What you return must match the records exactly, except that the pictures are gone.

Extracted records
=====

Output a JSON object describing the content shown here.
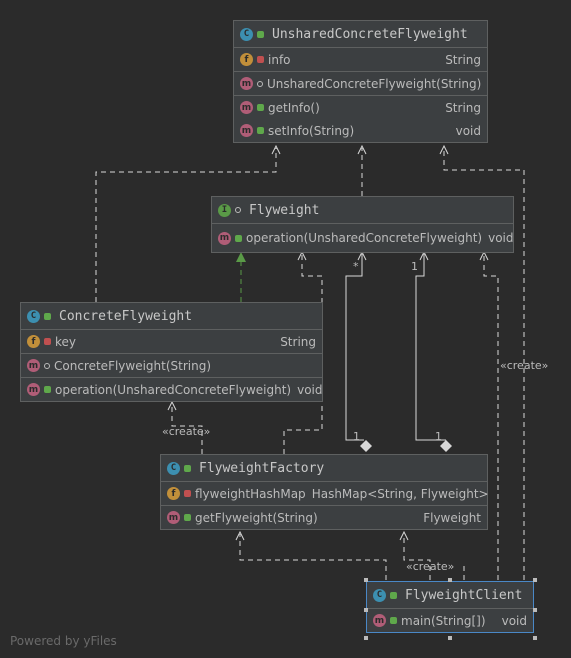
{
  "classes": {
    "unshared": {
      "name": "UnsharedConcreteFlyweight",
      "fields": [
        {
          "name": "info",
          "type": "String"
        }
      ],
      "constructors": [
        {
          "name": "UnsharedConcreteFlyweight(String)",
          "type": ""
        }
      ],
      "methods": [
        {
          "name": "getInfo()",
          "type": "String"
        },
        {
          "name": "setInfo(String)",
          "type": "void"
        }
      ]
    },
    "flyweight": {
      "name": "Flyweight",
      "methods": [
        {
          "name": "operation(UnsharedConcreteFlyweight)",
          "type": "void"
        }
      ]
    },
    "concrete": {
      "name": "ConcreteFlyweight",
      "fields": [
        {
          "name": "key",
          "type": "String"
        }
      ],
      "constructors": [
        {
          "name": "ConcreteFlyweight(String)",
          "type": ""
        }
      ],
      "methods": [
        {
          "name": "operation(UnsharedConcreteFlyweight)",
          "type": "void"
        }
      ]
    },
    "factory": {
      "name": "FlyweightFactory",
      "fields": [
        {
          "name": "flyweightHashMap",
          "type": "HashMap<String, Flyweight>"
        }
      ],
      "methods": [
        {
          "name": "getFlyweight(String)",
          "type": "Flyweight"
        }
      ]
    },
    "client": {
      "name": "FlyweightClient",
      "methods": [
        {
          "name": "main(String[])",
          "type": "void"
        }
      ]
    }
  },
  "edge_labels": {
    "create_concrete": "«create»",
    "create_unshared": "«create»",
    "create_factory": "«create»",
    "mult_star": "*",
    "mult_one_top": "1",
    "mult_one_a": "1",
    "mult_one_b": "1"
  },
  "icons": {
    "class": "C",
    "interface": "I",
    "field": "f",
    "method": "m"
  },
  "colors": {
    "background": "#2b2b2b",
    "box": "#3c3f41",
    "line": "#d8d8d8",
    "realization": "#5a9a47",
    "selected": "#4a88c7"
  },
  "footer": "Powered by yFiles"
}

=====

Answer area
Output a JSON object describing the content shown here.
{
  "classes": {
    "unshared": {
      "name": "UnsharedConcreteFlyweight",
      "fields": [
        {
          "name": "info",
          "type": "String"
        }
      ],
      "constructors": [
        {
          "name": "UnsharedConcreteFlyweight(String)",
          "type": ""
        }
      ],
      "methods": [
        {
          "name": "getInfo()",
          "type": "String"
        },
        {
          "name": "setInfo(String)",
          "type": "void"
        }
      ]
    },
    "flyweight": {
      "name": "Flyweight",
      "methods": [
        {
          "name": "operation(UnsharedConcreteFlyweight)",
          "type": "void"
        }
      ]
    },
    "concrete": {
      "name": "ConcreteFlyweight",
      "fields": [
        {
          "name": "key",
          "type": "String"
        }
      ],
      "constructors": [
        {
          "name": "ConcreteFlyweight(String)",
          "type": ""
        }
      ],
      "methods": [
        {
          "name": "operation(UnsharedConcreteFlyweight)",
          "type": "void"
        }
      ]
    },
    "factory": {
      "name": "FlyweightFactory",
      "fields": [
        {
          "name": "flyweightHashMap",
          "type": "HashMap<String, Flyweight>"
        }
      ],
      "methods": [
        {
          "name": "getFlyweight(String)",
          "type": "Flyweight"
        }
      ]
    },
    "client": {
      "name": "FlyweightClient",
      "methods": [
        {
          "name": "main(String[])",
          "type": "void"
        }
      ]
    }
  },
  "edge_labels": {
    "create_concrete": "«create»",
    "create_unshared": "«create»",
    "create_factory": "«create»",
    "mult_star": "*",
    "mult_one_top": "1",
    "mult_one_a": "1",
    "mult_one_b": "1"
  },
  "icons": {
    "class": "C",
    "interface": "I",
    "field": "f",
    "method": "m"
  },
  "colors": {
    "background": "#2b2b2b",
    "box": "#3c3f41",
    "line": "#d8d8d8",
    "realization": "#5a9a47",
    "selected": "#4a88c7"
  },
  "footer": "Powered by yFiles"
}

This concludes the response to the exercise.